I received my first call to a church less than a month after my 25th birthday. The church wanted a young pastor, guess what? They go one! This meant, however, that the first decade of ministry was spent with the expression from others, “You’re so YOUNG!”
I didn’t have a response to this. It’s like when you’re 9 billion months pregnant and someone says, “You haven’t had that baby yet?” You want to retort “does it LOOK like I’ve had the baby yet?!?!?” (and expletives also filled my head).
“You’re so young.” Yes. Yes, I am. I am an amazing accomplished young adult. I grew up and have gotten along better with adults than people my own age since I was 8. I was called an “old soul”. Life circumstances made me “wiser beyond my years”. At 25 I had been living as a self sufficient human being for more years than should be acceptable.
However, saying that because tiresome and downright rude, so I thought about it.
“You’re so young!” a person would say, “Oh, you’re just jealous!” I would say in a flirty but authoritative way that said, stop projecting your assumptions onto my age and judge me on my merits, also, I’m fun!
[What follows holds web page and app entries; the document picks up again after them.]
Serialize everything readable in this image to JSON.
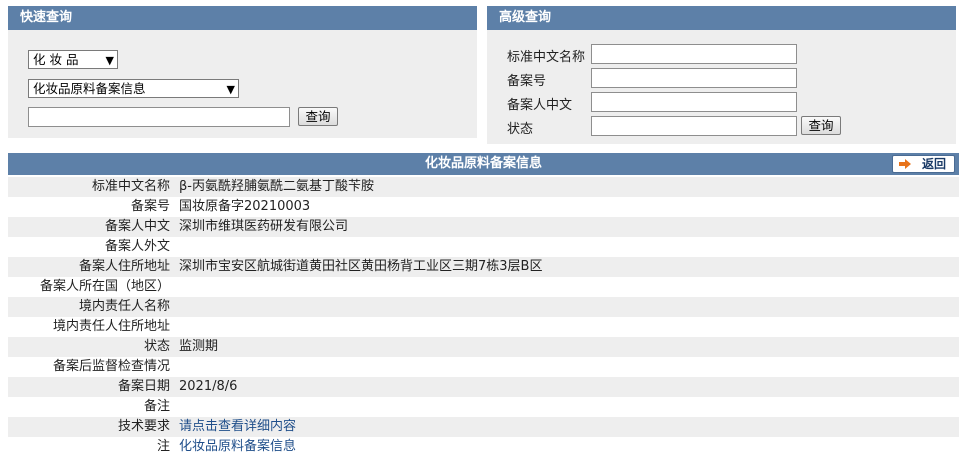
{
  "quick_search": {
    "title": "快速查询",
    "category_select": "化 妆 品",
    "type_select": "化妆品原料备案信息",
    "keyword_value": "",
    "search_button": "查询"
  },
  "advanced_search": {
    "title": "高级查询",
    "fields": [
      {
        "label": "标准中文名称",
        "value": ""
      },
      {
        "label": "备案号",
        "value": ""
      },
      {
        "label": "备案人中文",
        "value": ""
      },
      {
        "label": "状态",
        "value": ""
      }
    ],
    "search_button": "查询"
  },
  "detail": {
    "title": "化妆品原料备案信息",
    "back_button": "返回",
    "rows": [
      {
        "label": "标准中文名称",
        "value": "β-丙氨酰羟脯氨酰二氨基丁酸苄胺"
      },
      {
        "label": "备案号",
        "value": "国妆原备字20210003"
      },
      {
        "label": "备案人中文",
        "value": "深圳市维琪医药研发有限公司"
      },
      {
        "label": "备案人外文",
        "value": ""
      },
      {
        "label": "备案人住所地址",
        "value": "深圳市宝安区航城街道黄田社区黄田杨背工业区三期7栋3层B区"
      },
      {
        "label": "备案人所在国（地区）",
        "value": ""
      },
      {
        "label": "境内责任人名称",
        "value": ""
      },
      {
        "label": "境内责任人住所地址",
        "value": ""
      },
      {
        "label": "状态",
        "value": "监测期"
      },
      {
        "label": "备案后监督检查情况",
        "value": ""
      },
      {
        "label": "备案日期",
        "value": "2021/8/6"
      },
      {
        "label": "备注",
        "value": ""
      },
      {
        "label": "技术要求",
        "value": "请点击查看详细内容"
      },
      {
        "label": "注",
        "value": "化妆品原料备案信息"
      }
    ]
  },
  "colors": {
    "header_bg": "#5d80a8",
    "panel_bg": "#eeeeee",
    "link": "#1f4e8a",
    "back_arrow": "#e8731a"
  }
}
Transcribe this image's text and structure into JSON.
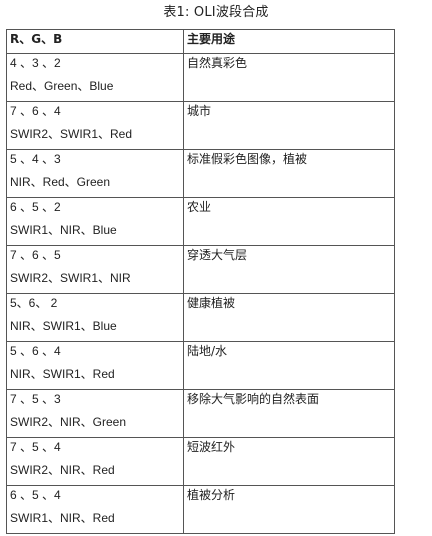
{
  "caption": "表1: OLI波段合成",
  "table": {
    "headers": [
      "R、G、B",
      "主要用途"
    ],
    "rows": [
      {
        "bands": "4 、3 、2",
        "names": "Red、Green、Blue",
        "use": "自然真彩色"
      },
      {
        "bands": "7 、6 、4",
        "names": "SWIR2、SWIR1、Red",
        "use": "城市"
      },
      {
        "bands": "5 、4 、3",
        "names": "NIR、Red、Green",
        "use": "标准假彩色图像，植被"
      },
      {
        "bands": "6 、5 、2",
        "names": "SWIR1、NIR、Blue",
        "use": "农业"
      },
      {
        "bands": "7 、6 、5",
        "names": "SWIR2、SWIR1、NIR",
        "use": "穿透大气层"
      },
      {
        "bands": "5、6、 2",
        "names": "NIR、SWIR1、Blue",
        "use": "健康植被"
      },
      {
        "bands": "5 、6 、4",
        "names": "NIR、SWIR1、Red",
        "use": "陆地/水"
      },
      {
        "bands": "7 、5 、3",
        "names": "SWIR2、NIR、Green",
        "use": "移除大气影响的自然表面"
      },
      {
        "bands": "7 、5 、4",
        "names": "SWIR2、NIR、Red",
        "use": "短波红外"
      },
      {
        "bands": "6 、5 、4",
        "names": "SWIR1、NIR、Red",
        "use": "植被分析"
      }
    ]
  }
}
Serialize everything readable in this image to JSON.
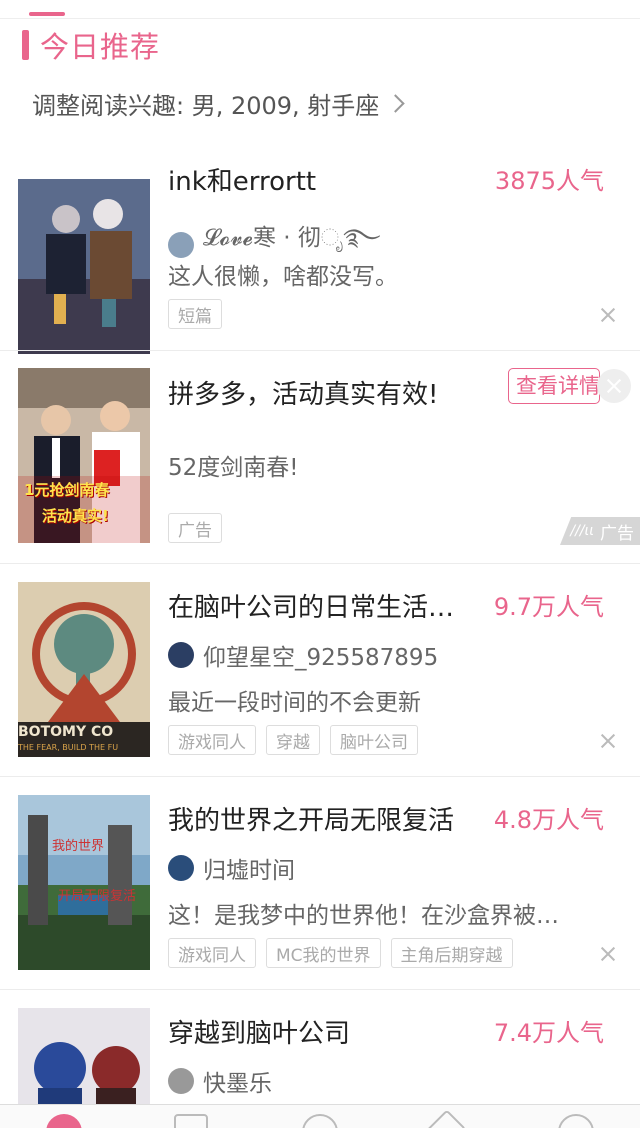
{
  "header": {
    "title": "今日推荐"
  },
  "interest": {
    "label": "调整阅读兴趣: 男, 2009, 射手座"
  },
  "books": [
    {
      "title": "ink和errortt",
      "popularity": "3875人气",
      "author": "𝓛𝓸𝓿𝓮寒 · 彻ೃ࿐",
      "desc": "这人很懒，啥都没写。",
      "tags": [
        "短篇"
      ]
    },
    {
      "title": "在脑叶公司的日常生活…",
      "popularity": "9.7万人气",
      "author": "仰望星空_925587895",
      "desc": "最近一段时间的不会更新",
      "tags": [
        "游戏同人",
        "穿越",
        "脑叶公司"
      ],
      "cover_text_1": "BOTOMY CO",
      "cover_text_2": "THE FEAR, BUILD THE FU"
    },
    {
      "title": "我的世界之开局无限复活",
      "popularity": "4.8万人气",
      "author": "归墟时间",
      "desc": "这！是我梦中的世界他！在沙盒界被…",
      "tags": [
        "游戏同人",
        "MC我的世界",
        "主角后期穿越"
      ],
      "cover_text_1": "我的世界",
      "cover_text_2": "开局无限复活"
    },
    {
      "title": "穿越到脑叶公司",
      "popularity": "7.4万人气",
      "author": "快墨乐"
    }
  ],
  "ad": {
    "title": "拼多多，活动真实有效!",
    "desc": "52度剑南春!",
    "tag": "广告",
    "button": "查看详情",
    "mark": "广告",
    "mark_logo": "///ιι",
    "cover_text_1": "1元抢剑南春",
    "cover_text_2": "活动真实!"
  },
  "colors": {
    "accent": "#e9658c"
  }
}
Yesterday my boyfriend and I went to see the movie, Don’t Think Twice. It’s about an Improv group who has been together and they’re all trying to advance their careers, it’s a movie about being not-so-young anymore and wondering what the meaning of “success” is.
After, as we drank Sangria and ate Tapas we discussed this ying and yang of jealousy and competitiveness. There are some people made for a certain thing. In this instance one of the characters “made it” on to the Saturday Night Live type show. He was a showman, he was good with the scripted but not as good as some of the others with improv. However, he had “made it” and the others hadn’t.
Earlier that day, I was going through my mail at work. There was a large catalog for church books, which of course I was pouring through. A couple pages in, side by side, were two books my best friend’s from Seminary had written.
In seminary the three of us were besties from the first year. Faith, like mindedness, snark, and a limited number of outlets in the classroom brought us together. (literally, we fought over the one accessible plug, three of us for two plugs and yes, we did get an extension chord).
As I look back on that time I think about Paul in his Letter to the Romans:
We have gifts that differ according to the grace given to us: prophecy, in proportion to faith; ministry, in ministering; the teacher, in teaching; the exhorter, in exhortation; the giver, in generosity; the leader, in diligence; the compassionate, in cheerfulness. -Romans 12:6-8
I was not jealous of my friends, I loved them and love them still. I want good things for them. I was them to succeed and be happy each according to their own gifts.
I do not say this to be pretentious. I have certainly been jealous of things my friends have done, but that jealousy comes from seeing that they carved out the time, or they made certain things bigger priorities than I did.
For instance, I am jealous of people who play the guitar, but I am smart enough to know that if I put the time and effort into learning to do so, I would. (side note: this type of jealousy excludes things we have little to no control over such as pregnancy).
They have done great things, but so I have. Each in our own way, according to our gifts.
I don’t get jealous easily but when you turn to competitiveness, I become enslaved. Jealousy has to do with having something someone else wants. I guess life has taught me that nothing comes easy for anyone, and if it does come easy than there are issues with that (entitlement, for instance). There’s always a catch.
Competition is different. Maybe it’s because I don’t go after something unless I really want it. Competitiveness hits me at my core. It’s personal. Why would someone want them, when they could have me?
Yes, I am this egotistical.
When my “Kool Kids” (yes, this is what we called ourselves, and specifically made the ironic “k”) respective books came out I was proud of them, I also felt this pull of jealousy/competition, (what had I done with my time since Seminary? should I be writing a book? Is that what I’m supposed to be doing?) It was about me, not them.
There is a scene in the movie (which I am going to get wrong) where one of the characters tells the mopey “why wasn’t it me” guy that he should stop looking to the one who “made it” work on his own strengths instead of relying on his friend to get hima ticket on the success train.
This was a blip of a scene in the movie, but very poignant.
If you’re jealous of the people you are in competition with, then spend that energy focusing on yourself. What’s the saying? If the grass is greener on the other side of the fence, then water your own grass.
No one’s marriage is perfect. No one’s got it all figured out. If you want something, go for it and if you don’t get it or it doesn’t work out, reflect, regroup, and redirect your attention. (yeah, I totally just came up with that! See I’m awesome!)
Focus on yourself in healthy doses. And then, with confidence, the next time someone gives you a backhanded compliment you can exclaim with joy, “You’re just jealous!”